**What to produce**
What you return should be the complete data below, word for word, with no pictures in it.

Page and application data records:
* * * * *

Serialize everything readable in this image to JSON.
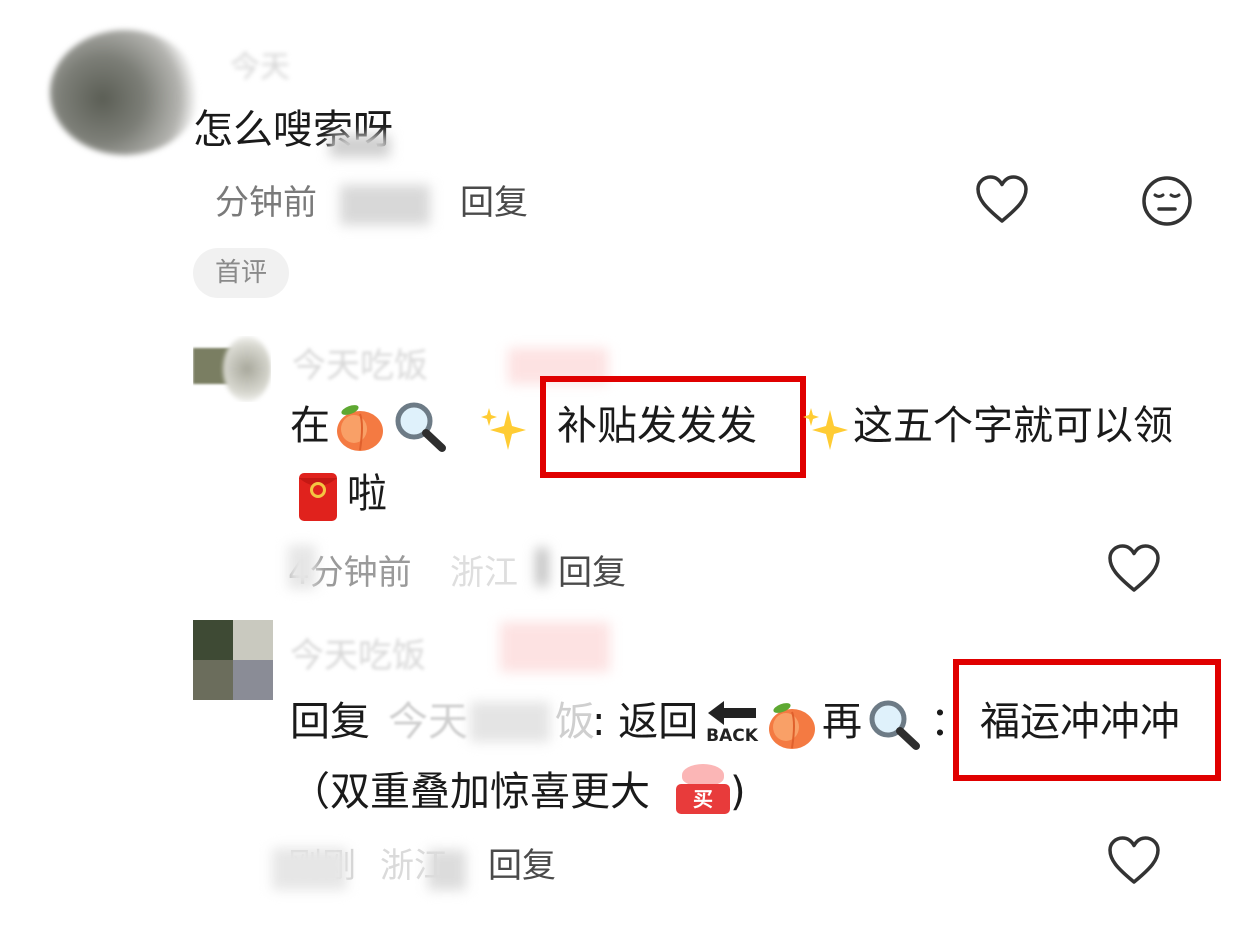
{
  "comments": [
    {
      "author": "今天",
      "text": "怎么嗖索呀",
      "time": "分钟前",
      "reply_label": "回复",
      "badge": "首评"
    },
    {
      "author": "今天吃饭",
      "text_line1_prefix": "在",
      "highlight": "补贴发发发",
      "text_line1_suffix": "这五个字就可以领",
      "text_line2": "啦",
      "time": "4分钟前",
      "location": "浙江",
      "reply_label": "回复"
    },
    {
      "author": "今天吃饭",
      "reply_prefix": "回复",
      "reply_to": "今天",
      "reply_to_end": "饭",
      "text_a": ": 返回",
      "back_label": "BACK",
      "text_b": "再",
      "text_c": "：",
      "highlight": "福运冲冲冲",
      "text_line2": "（双重叠加惊喜更大",
      "text_line2_end": ")",
      "buy_label": "买",
      "time": "刚刚",
      "location": "浙江",
      "reply_label": "回复"
    }
  ],
  "icons": [
    "heart-icon",
    "dislike-face-icon",
    "peach-emoji",
    "magnifier-emoji",
    "sparkles-emoji",
    "red-envelope-emoji",
    "back-arrow-emoji",
    "buy-sticker-emoji"
  ],
  "colors": {
    "highlight_box": "#e00000",
    "meta": "#8a8a8a"
  }
}
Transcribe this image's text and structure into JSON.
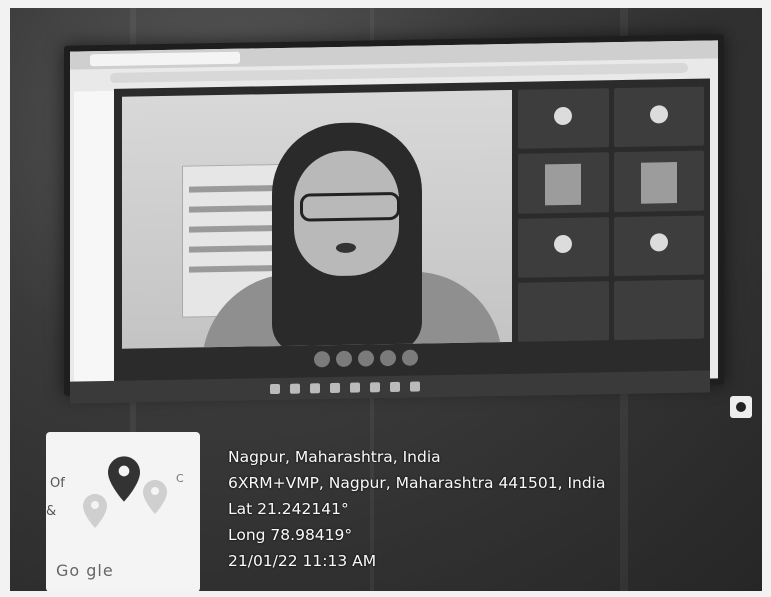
{
  "location": {
    "title": "Nagpur, Maharashtra, India",
    "address": "6XRM+VMP, Nagpur, Maharashtra 441501, India",
    "lat": "Lat 21.242141°",
    "long": "Long 78.98419°",
    "datetime": "21/01/22 11:13 AM"
  },
  "map": {
    "attribution": "Go gle",
    "fragment_left": "Of",
    "fragment_amp": "&",
    "fragment_right": "C"
  },
  "icons": {
    "map_pin": "map-pin-icon",
    "camera_logo": "camera-logo-icon"
  },
  "colors": {
    "pin_dark": "#333333",
    "pin_light": "#cfcfcf",
    "overlay_text": "#fafafa"
  }
}
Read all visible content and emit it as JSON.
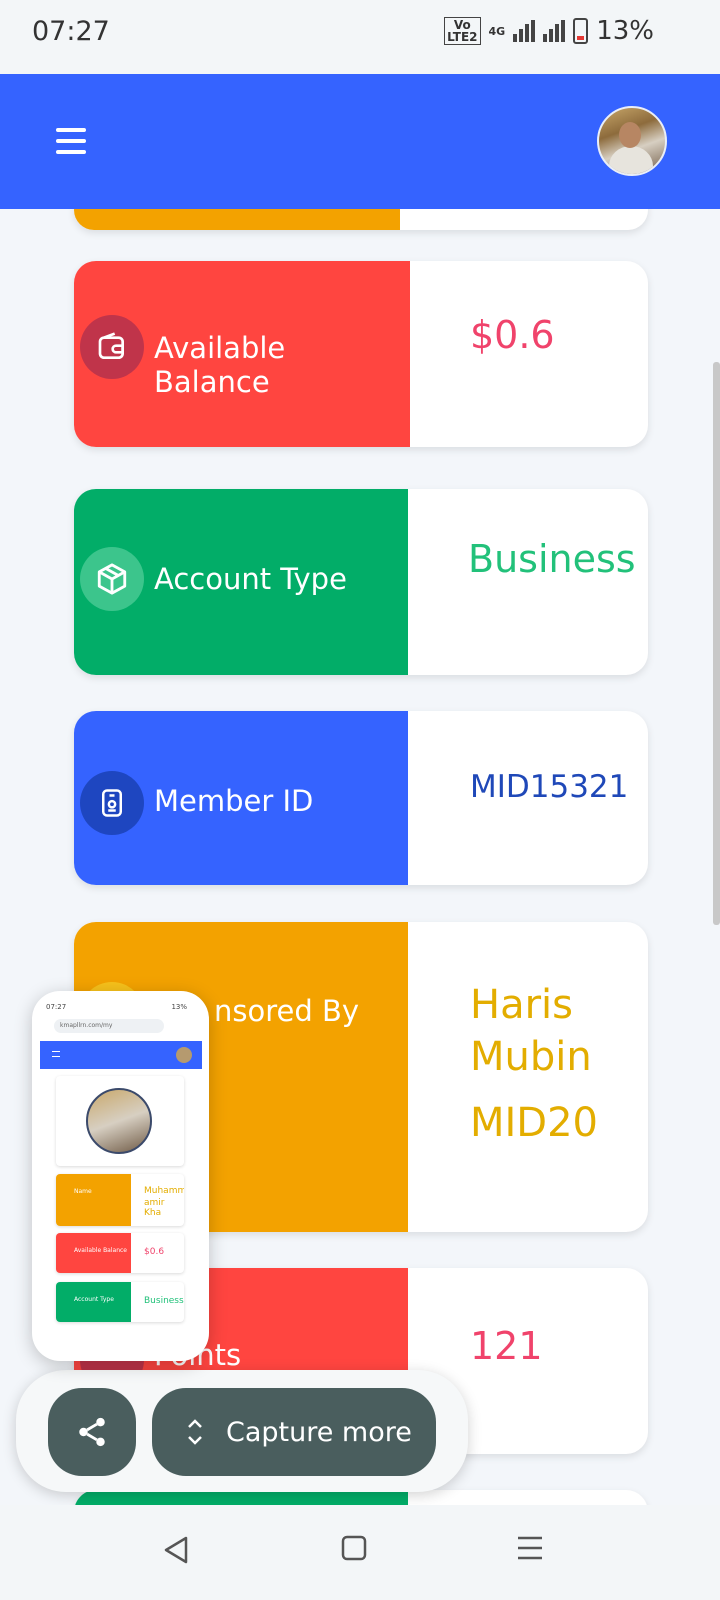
{
  "status_bar": {
    "time": "07:27",
    "network_top": "Vo",
    "network_bottom": "LTE2",
    "network_type": "4G",
    "battery_percent": "13%"
  },
  "header": {
    "menu_icon": "hamburger-menu-icon",
    "avatar_icon": "user-avatar-photo"
  },
  "cards": {
    "balance": {
      "label": "Available Balance",
      "value": "$0.6",
      "icon": "wallet-icon",
      "color": "#ff4540",
      "value_color": "#f0436b"
    },
    "account": {
      "label": "Account Type",
      "value": "Business",
      "icon": "cube-icon",
      "color": "#02ad68",
      "value_color": "#22c17a"
    },
    "member": {
      "label": "Member ID",
      "value": "MID15321",
      "icon": "id-badge-icon",
      "color": "#3563ff",
      "value_color": "#1f48b8"
    },
    "sponsor": {
      "label": "nsored By",
      "value_name_line1": "Haris",
      "value_name_line2": "Mubin",
      "value_id": "MID20",
      "color": "#f3a200",
      "value_color": "#e3ad00"
    },
    "points": {
      "label": "Points",
      "value": "121",
      "color": "#ff4540",
      "value_color": "#f0436b"
    }
  },
  "thumbnail": {
    "time": "07:27",
    "battery": "13%",
    "url": "kmapllrn.com/my",
    "name_label": "Name",
    "name_value_1": "Muhamm",
    "name_value_2": "amir Kha",
    "balance_label": "Available Balance",
    "balance_value": "$0.6",
    "account_label": "Account Type",
    "account_value": "Business"
  },
  "actions": {
    "share_icon": "share-icon",
    "capture_label": "Capture more"
  },
  "nav": {
    "back_icon": "back-triangle-icon",
    "home_icon": "home-square-icon",
    "recents_icon": "menu-lines-icon"
  }
}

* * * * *

**Answer section**
Serialize everything readable in this image to JSON.
{
  "comments": [
    {
      "author": "今天",
      "text": "怎么嗖索呀",
      "time": "分钟前",
      "reply_label": "回复",
      "badge": "首评"
    },
    {
      "author": "今天吃饭",
      "text_line1_prefix": "在",
      "highlight": "补贴发发发",
      "text_line1_suffix": "这五个字就可以领",
      "text_line2": "啦",
      "time": "4分钟前",
      "location": "浙江",
      "reply_label": "回复"
    },
    {
      "author": "今天吃饭",
      "reply_prefix": "回复",
      "reply_to": "今天",
      "reply_to_end": "饭",
      "text_a": ": 返回",
      "back_label": "BACK",
      "text_b": "再",
      "text_c": "：",
      "highlight": "福运冲冲冲",
      "text_line2": "（双重叠加惊喜更大",
      "text_line2_end": ")",
      "buy_label": "买",
      "time": "刚刚",
      "location": "浙江",
      "reply_label": "回复"
    }
  ],
  "icons": [
    "heart-icon",
    "dislike-face-icon",
    "peach-emoji",
    "magnifier-emoji",
    "sparkles-emoji",
    "red-envelope-emoji",
    "back-arrow-emoji",
    "buy-sticker-emoji"
  ],
  "colors": {
    "highlight_box": "#e00000",
    "meta": "#8a8a8a"
  }
}
Transcribe this image's text and structure into JSON.
{
  "location": {
    "title": "Nagpur, Maharashtra, India",
    "address": "6XRM+VMP, Nagpur, Maharashtra 441501, India",
    "lat": "Lat 21.242141°",
    "long": "Long 78.98419°",
    "datetime": "21/01/22 11:13 AM"
  },
  "map": {
    "attribution": "Go gle",
    "fragment_left": "Of",
    "fragment_amp": "&",
    "fragment_right": "C"
  },
  "icons": {
    "map_pin": "map-pin-icon",
    "camera_logo": "camera-logo-icon"
  },
  "colors": {
    "pin_dark": "#333333",
    "pin_light": "#cfcfcf",
    "overlay_text": "#fafafa"
  }
}
Read all visible content and emit it as JSON.
{
  "status_bar": {
    "time": "07:27",
    "network_top": "Vo",
    "network_bottom": "LTE2",
    "network_type": "4G",
    "battery_percent": "13%"
  },
  "header": {
    "menu_icon": "hamburger-menu-icon",
    "avatar_icon": "user-avatar-photo"
  },
  "cards": {
    "balance": {
      "label": "Available Balance",
      "value": "$0.6",
      "icon": "wallet-icon",
      "color": "#ff4540",
      "value_color": "#f0436b"
    },
    "account": {
      "label": "Account Type",
      "value": "Business",
      "icon": "cube-icon",
      "color": "#02ad68",
      "value_color": "#22c17a"
    },
    "member": {
      "label": "Member ID",
      "value": "MID15321",
      "icon": "id-badge-icon",
      "color": "#3563ff",
      "value_color": "#1f48b8"
    },
    "sponsor": {
      "label": "nsored By",
      "value_name_line1": "Haris",
      "value_name_line2": "Mubin",
      "value_id": "MID20",
      "color": "#f3a200",
      "value_color": "#e3ad00"
    },
    "points": {
      "label": "Points",
      "value": "121",
      "color": "#ff4540",
      "value_color": "#f0436b"
    }
  },
  "thumbnail": {
    "time": "07:27",
    "battery": "13%",
    "url": "kmapllrn.com/my",
    "name_label": "Name",
    "name_value_1": "Muhamm",
    "name_value_2": "amir Kha",
    "balance_label": "Available Balance",
    "balance_value": "$0.6",
    "account_label": "Account Type",
    "account_value": "Business"
  },
  "actions": {
    "share_icon": "share-icon",
    "capture_label": "Capture more"
  },
  "nav": {
    "back_icon": "back-triangle-icon",
    "home_icon": "home-square-icon",
    "recents_icon": "menu-lines-icon"
  }
}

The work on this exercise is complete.